Nonprofit CEO compensation on the rise, but female CEO pay still lags

A transparency group finds that things are looking up for nonprofit CEOs after a postrecession slump.

Things are looking up for nonprofit CEOs after a postrecession slump. Compensation for CEOs at nonprofits saw a year-over-year increase of more than 4% in 2015—a six-year high—according to a report released last week by nonprofit transparency group GuideStar.

Among other findings in the group’s 17th annual report, the number of female CEOs at nonprofits has increased. For organizations with $25 million to $50 million budgets, the proportion of female CEOs grew from 20% to 30% over the course of 10 years.

But other gender-based findings from the report weren’t as sunny. The median compensation of female nonprofit CEOs still lags male nonprofit CEOs, with the gap larger at nonprofits with the biggest budgets. Organizations managing more than $50 million paid female CEOs 21% less than male CEOs, and organizations with budgets of $250,000 or less paid female CEOs 7% less than their male counterparts.

Those gaps actually lessened compared to last year’s report, which used 2014 data. The wage gap for nonprofits at the $50 million or greater level was 23% then, two percentage points higher, and 8% for nonprofits in the $250,000 or less tier, or one percentage point higher.
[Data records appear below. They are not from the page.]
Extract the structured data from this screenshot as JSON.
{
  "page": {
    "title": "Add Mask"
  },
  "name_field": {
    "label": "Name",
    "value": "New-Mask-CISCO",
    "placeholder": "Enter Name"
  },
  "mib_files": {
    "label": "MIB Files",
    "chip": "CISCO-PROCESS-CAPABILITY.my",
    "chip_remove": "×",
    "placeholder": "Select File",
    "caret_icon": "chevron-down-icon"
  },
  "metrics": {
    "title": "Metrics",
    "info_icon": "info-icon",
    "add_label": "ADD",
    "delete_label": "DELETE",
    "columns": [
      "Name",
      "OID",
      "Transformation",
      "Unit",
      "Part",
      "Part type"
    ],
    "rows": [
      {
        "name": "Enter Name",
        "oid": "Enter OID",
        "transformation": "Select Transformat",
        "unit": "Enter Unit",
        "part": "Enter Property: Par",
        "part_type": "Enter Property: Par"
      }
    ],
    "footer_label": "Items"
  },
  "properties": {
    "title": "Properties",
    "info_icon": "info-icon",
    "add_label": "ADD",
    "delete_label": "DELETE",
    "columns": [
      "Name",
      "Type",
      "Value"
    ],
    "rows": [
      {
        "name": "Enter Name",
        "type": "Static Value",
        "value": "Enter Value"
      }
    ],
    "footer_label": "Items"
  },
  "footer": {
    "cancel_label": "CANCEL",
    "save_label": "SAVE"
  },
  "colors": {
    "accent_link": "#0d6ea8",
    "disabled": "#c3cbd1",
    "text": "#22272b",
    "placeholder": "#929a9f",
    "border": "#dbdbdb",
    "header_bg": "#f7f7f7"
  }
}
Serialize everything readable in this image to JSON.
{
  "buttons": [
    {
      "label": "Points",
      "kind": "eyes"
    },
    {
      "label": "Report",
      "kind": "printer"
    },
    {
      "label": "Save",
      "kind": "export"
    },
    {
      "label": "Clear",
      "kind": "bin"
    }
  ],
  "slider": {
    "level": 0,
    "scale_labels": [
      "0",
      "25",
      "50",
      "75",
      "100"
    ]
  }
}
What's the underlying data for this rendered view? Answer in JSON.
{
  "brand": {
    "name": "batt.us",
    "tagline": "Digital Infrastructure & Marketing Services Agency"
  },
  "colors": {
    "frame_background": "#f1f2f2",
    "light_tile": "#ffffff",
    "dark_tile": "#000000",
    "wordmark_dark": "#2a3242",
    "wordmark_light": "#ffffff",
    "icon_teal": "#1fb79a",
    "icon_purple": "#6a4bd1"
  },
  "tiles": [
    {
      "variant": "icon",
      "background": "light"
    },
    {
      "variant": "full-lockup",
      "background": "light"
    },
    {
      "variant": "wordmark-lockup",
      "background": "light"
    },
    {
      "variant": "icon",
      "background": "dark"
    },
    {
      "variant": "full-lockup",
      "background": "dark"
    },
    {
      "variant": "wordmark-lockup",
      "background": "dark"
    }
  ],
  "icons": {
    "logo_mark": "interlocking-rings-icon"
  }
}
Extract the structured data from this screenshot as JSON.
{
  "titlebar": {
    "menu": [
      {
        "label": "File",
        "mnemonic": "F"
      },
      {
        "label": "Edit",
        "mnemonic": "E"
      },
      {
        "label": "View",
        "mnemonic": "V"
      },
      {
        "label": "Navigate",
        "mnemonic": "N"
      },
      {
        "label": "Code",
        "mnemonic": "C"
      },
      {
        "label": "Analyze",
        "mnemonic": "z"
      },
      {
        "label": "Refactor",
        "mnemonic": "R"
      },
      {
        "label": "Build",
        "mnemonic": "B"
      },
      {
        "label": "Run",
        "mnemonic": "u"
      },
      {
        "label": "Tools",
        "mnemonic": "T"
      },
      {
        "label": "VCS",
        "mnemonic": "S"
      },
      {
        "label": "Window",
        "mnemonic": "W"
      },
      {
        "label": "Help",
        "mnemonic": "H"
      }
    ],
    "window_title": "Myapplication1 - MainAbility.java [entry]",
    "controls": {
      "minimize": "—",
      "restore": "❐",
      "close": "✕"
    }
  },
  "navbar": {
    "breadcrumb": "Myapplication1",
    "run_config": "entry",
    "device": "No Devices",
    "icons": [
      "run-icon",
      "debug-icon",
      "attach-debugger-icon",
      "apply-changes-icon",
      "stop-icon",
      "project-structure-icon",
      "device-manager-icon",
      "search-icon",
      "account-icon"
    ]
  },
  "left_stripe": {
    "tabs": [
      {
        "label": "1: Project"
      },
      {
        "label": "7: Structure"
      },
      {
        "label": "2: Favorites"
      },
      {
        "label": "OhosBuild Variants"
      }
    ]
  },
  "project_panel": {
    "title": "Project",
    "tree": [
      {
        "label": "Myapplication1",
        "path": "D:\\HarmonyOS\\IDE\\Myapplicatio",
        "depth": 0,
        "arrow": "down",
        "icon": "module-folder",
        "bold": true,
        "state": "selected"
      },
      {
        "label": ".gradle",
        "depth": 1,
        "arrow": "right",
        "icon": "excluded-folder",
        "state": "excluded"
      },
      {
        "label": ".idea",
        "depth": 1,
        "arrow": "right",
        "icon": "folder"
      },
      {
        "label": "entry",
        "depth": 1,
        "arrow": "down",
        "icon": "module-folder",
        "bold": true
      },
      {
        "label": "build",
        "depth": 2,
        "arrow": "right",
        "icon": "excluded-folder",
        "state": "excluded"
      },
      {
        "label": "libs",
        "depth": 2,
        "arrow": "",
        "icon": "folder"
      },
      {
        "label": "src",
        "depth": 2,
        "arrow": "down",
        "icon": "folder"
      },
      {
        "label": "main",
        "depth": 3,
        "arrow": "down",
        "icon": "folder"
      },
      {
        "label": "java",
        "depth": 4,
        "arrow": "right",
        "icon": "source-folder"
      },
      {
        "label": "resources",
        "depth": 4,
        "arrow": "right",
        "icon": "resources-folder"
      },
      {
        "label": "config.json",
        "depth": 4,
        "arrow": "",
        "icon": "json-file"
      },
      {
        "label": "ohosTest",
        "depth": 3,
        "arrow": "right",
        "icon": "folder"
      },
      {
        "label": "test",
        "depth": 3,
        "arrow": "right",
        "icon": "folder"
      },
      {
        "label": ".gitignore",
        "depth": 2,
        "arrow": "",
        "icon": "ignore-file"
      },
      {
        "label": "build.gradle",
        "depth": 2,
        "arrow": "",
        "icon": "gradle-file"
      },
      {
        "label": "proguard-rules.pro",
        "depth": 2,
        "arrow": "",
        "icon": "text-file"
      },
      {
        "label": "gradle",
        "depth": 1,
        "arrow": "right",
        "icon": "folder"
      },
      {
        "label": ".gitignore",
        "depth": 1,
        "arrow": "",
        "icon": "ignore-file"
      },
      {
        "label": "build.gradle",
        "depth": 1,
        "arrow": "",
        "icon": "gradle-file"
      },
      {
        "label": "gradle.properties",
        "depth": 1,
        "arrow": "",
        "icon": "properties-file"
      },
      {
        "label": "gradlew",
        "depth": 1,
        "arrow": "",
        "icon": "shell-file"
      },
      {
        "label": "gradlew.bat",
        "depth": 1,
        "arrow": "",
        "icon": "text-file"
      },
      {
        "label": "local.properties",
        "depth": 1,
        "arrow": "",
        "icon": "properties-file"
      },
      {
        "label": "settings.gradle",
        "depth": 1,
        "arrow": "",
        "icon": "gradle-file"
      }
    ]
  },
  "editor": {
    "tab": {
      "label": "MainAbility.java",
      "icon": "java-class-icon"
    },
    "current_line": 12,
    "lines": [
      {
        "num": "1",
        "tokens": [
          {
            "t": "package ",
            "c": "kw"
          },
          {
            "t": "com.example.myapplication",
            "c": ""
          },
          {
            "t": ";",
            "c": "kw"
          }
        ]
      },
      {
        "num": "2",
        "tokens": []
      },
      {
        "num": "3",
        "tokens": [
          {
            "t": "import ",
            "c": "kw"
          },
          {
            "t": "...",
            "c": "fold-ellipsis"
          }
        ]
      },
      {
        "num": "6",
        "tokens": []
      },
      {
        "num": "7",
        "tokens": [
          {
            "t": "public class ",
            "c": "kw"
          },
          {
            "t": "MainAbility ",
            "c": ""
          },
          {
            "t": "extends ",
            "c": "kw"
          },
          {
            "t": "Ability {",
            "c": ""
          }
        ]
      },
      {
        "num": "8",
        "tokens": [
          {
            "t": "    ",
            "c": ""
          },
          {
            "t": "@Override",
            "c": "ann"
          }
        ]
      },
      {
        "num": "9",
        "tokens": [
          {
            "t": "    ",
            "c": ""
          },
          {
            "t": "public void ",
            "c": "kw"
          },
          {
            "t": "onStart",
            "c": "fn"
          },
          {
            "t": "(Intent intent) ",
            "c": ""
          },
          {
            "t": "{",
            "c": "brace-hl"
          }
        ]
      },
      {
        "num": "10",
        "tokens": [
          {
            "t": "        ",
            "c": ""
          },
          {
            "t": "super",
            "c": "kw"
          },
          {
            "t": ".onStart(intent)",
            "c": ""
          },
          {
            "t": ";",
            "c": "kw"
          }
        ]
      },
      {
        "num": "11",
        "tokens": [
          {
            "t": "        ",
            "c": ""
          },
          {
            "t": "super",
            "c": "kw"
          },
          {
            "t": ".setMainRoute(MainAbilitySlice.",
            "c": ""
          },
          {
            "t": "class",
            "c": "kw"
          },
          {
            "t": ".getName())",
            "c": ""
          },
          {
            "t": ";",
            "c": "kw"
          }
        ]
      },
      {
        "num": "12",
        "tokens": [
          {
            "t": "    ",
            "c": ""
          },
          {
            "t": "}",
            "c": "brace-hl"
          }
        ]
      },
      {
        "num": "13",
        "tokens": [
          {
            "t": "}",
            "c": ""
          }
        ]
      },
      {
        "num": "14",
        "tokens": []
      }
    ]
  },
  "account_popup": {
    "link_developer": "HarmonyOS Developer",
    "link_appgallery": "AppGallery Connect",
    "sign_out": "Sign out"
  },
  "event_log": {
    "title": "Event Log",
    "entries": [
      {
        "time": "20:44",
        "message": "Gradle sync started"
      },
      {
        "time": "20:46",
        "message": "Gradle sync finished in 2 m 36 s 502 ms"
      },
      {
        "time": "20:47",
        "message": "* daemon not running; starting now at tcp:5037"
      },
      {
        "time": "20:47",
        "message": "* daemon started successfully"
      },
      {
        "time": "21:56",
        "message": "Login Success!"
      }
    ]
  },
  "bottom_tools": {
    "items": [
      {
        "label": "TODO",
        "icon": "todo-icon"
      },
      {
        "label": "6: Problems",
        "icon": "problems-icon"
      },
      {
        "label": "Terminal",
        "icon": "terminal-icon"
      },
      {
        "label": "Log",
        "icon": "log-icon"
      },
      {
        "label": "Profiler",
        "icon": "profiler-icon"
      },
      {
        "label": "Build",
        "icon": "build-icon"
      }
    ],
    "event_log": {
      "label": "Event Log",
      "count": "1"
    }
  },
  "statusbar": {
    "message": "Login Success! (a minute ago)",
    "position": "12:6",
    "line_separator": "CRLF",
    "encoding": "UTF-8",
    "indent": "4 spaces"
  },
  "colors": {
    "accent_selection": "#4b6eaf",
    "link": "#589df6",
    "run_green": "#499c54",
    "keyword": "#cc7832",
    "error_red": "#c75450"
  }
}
Fast Company reports that while 75% of the nonprofit field is female, only 45% make it to CEO. The publication also points out that the GuideStar data indicates more pay equity among the rank and file at female-led organizations as well.

If a woman is paid less early in her career she may also command less as she advances, but Fast Company notes that nonprofits with women CEOs are more likely to pay everyone the same based on a job description rather than basing salary on a prior position.

So, who were the biggest winners in GuideStar’s report? The groups said health and science organizations had the highest overall median salaries.

Brockton, Massachusetts publication The Enterprise reported that CEOs at two local nonprofit hospitals easily topped $1 million in fiscal 2015. For example, Richard Aubut, who has since retired from his position as CEO of Weymouth’s South Shore Hospital, saw a salary of $1.3 million in 2015. A hospital spokeswoman told the publication that Aubut brought home a total of $2.7 million in 2016, when combining salary, benefits and his retirement package.

She added that CEO salary at the nonprofit hospital is based on performance and industry benchmarks.